:: Records shown

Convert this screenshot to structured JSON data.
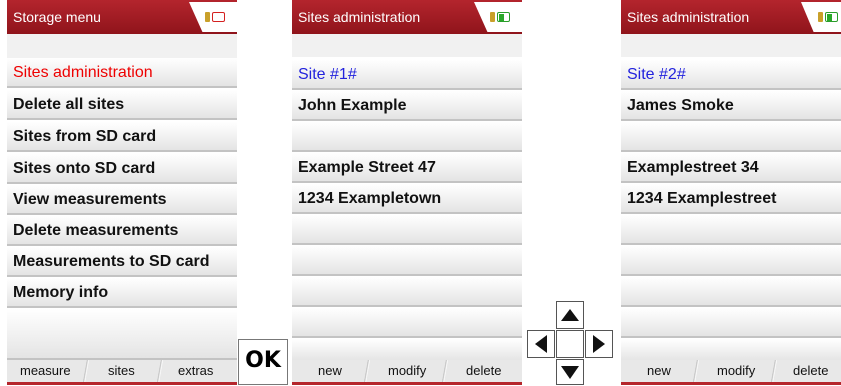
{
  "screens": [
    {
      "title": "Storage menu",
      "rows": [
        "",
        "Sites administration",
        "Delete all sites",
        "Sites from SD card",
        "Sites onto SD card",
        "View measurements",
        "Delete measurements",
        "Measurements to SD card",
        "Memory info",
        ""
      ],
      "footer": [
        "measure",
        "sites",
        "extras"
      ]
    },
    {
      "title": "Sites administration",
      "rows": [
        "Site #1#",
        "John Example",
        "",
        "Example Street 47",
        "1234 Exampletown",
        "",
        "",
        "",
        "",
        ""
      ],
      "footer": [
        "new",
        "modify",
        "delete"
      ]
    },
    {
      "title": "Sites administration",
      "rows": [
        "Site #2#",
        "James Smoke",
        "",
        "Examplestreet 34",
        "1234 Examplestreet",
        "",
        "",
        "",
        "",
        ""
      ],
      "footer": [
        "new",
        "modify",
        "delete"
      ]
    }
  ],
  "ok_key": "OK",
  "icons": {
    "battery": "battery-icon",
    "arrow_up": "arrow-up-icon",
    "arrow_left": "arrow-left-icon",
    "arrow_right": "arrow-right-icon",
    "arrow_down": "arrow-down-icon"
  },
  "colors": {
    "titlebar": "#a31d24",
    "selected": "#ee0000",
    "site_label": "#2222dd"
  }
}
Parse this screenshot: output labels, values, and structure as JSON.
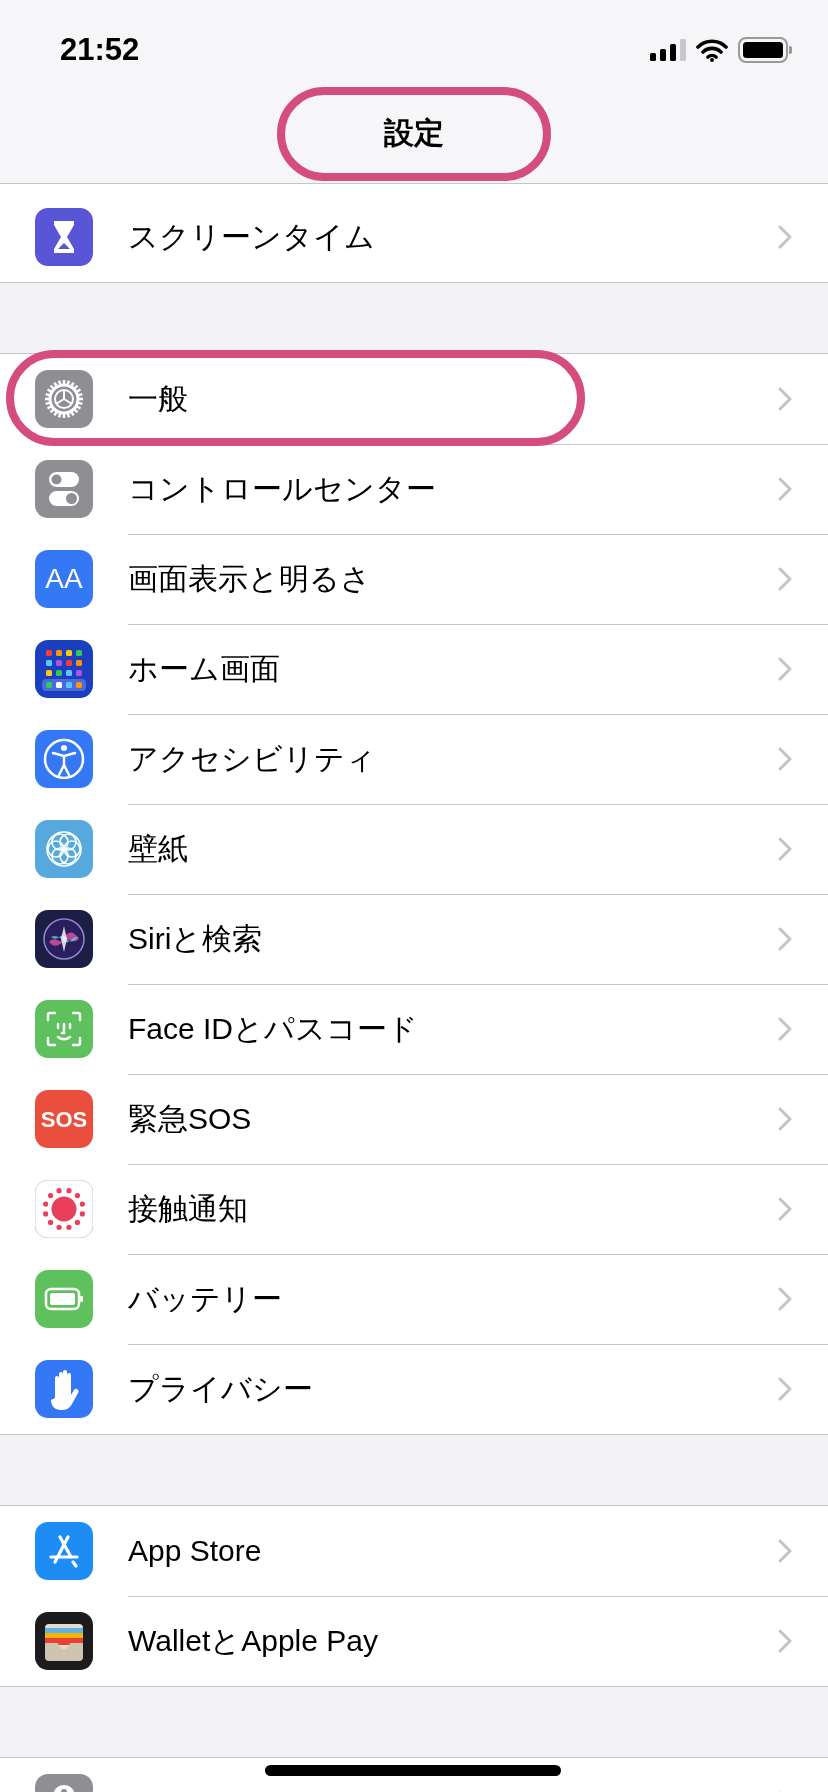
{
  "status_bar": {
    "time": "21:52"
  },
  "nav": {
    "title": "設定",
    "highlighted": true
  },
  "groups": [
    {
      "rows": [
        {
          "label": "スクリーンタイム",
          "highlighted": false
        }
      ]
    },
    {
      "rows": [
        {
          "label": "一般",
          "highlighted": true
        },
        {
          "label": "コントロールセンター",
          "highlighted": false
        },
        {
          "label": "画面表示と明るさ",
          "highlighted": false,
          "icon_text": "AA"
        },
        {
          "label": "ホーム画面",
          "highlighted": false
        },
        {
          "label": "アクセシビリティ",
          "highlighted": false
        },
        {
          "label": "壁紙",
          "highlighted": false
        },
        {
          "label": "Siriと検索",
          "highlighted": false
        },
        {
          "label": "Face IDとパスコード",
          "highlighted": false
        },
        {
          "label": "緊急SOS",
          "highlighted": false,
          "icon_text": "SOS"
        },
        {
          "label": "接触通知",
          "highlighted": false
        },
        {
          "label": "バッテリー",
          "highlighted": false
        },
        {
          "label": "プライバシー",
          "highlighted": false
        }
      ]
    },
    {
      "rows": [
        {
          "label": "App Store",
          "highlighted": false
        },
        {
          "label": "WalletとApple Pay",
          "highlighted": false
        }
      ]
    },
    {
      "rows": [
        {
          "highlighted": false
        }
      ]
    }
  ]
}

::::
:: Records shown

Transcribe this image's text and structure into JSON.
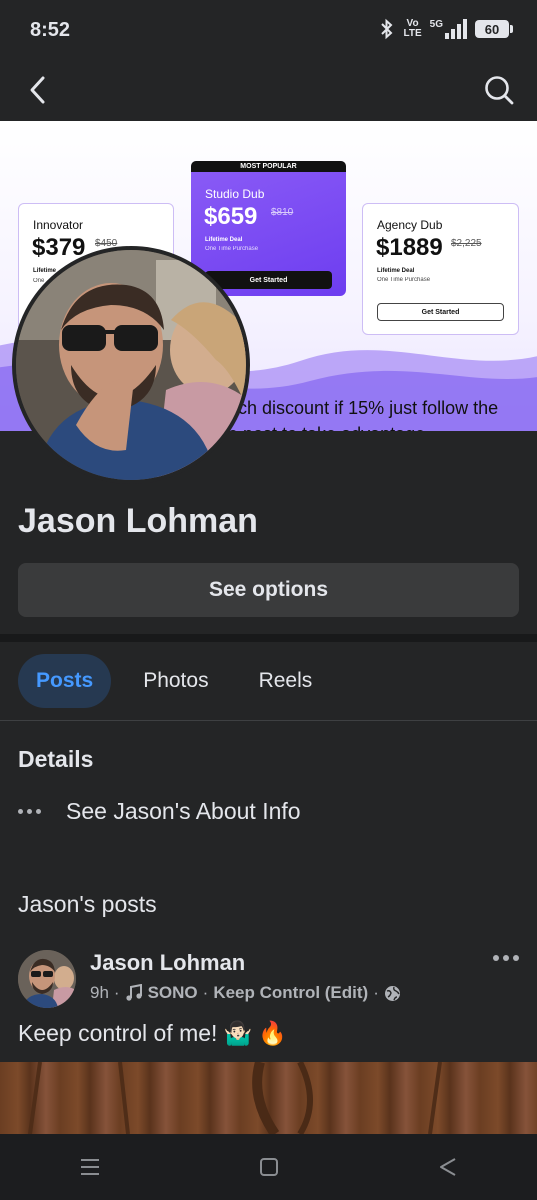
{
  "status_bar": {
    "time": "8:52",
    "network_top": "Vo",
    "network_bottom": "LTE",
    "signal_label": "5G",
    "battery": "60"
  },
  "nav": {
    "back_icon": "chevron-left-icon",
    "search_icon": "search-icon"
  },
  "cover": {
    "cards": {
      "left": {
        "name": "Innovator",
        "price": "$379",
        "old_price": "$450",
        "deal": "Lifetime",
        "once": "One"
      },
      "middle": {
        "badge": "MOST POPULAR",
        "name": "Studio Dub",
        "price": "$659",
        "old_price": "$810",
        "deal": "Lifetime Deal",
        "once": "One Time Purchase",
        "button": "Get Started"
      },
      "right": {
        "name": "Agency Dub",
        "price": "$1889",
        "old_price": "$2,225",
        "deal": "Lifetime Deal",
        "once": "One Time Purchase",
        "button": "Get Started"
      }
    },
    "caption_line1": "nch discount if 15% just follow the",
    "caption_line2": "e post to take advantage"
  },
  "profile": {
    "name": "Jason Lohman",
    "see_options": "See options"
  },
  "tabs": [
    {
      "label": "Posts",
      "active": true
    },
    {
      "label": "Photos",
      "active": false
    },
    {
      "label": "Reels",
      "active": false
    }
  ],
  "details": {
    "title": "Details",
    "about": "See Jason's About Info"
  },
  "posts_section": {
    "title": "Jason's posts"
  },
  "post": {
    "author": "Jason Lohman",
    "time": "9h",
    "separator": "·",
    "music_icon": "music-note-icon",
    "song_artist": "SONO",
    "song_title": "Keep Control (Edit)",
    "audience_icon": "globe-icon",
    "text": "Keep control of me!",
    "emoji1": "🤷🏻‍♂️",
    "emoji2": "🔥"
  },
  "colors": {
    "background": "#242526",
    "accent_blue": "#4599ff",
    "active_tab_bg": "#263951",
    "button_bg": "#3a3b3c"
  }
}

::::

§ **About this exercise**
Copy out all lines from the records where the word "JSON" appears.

§ **Written solution**
Convert this screenshot to structured JSON data.
Parse this screenshot: output labels, values, and structure as JSON.
Transcribe this image's text and structure into JSON.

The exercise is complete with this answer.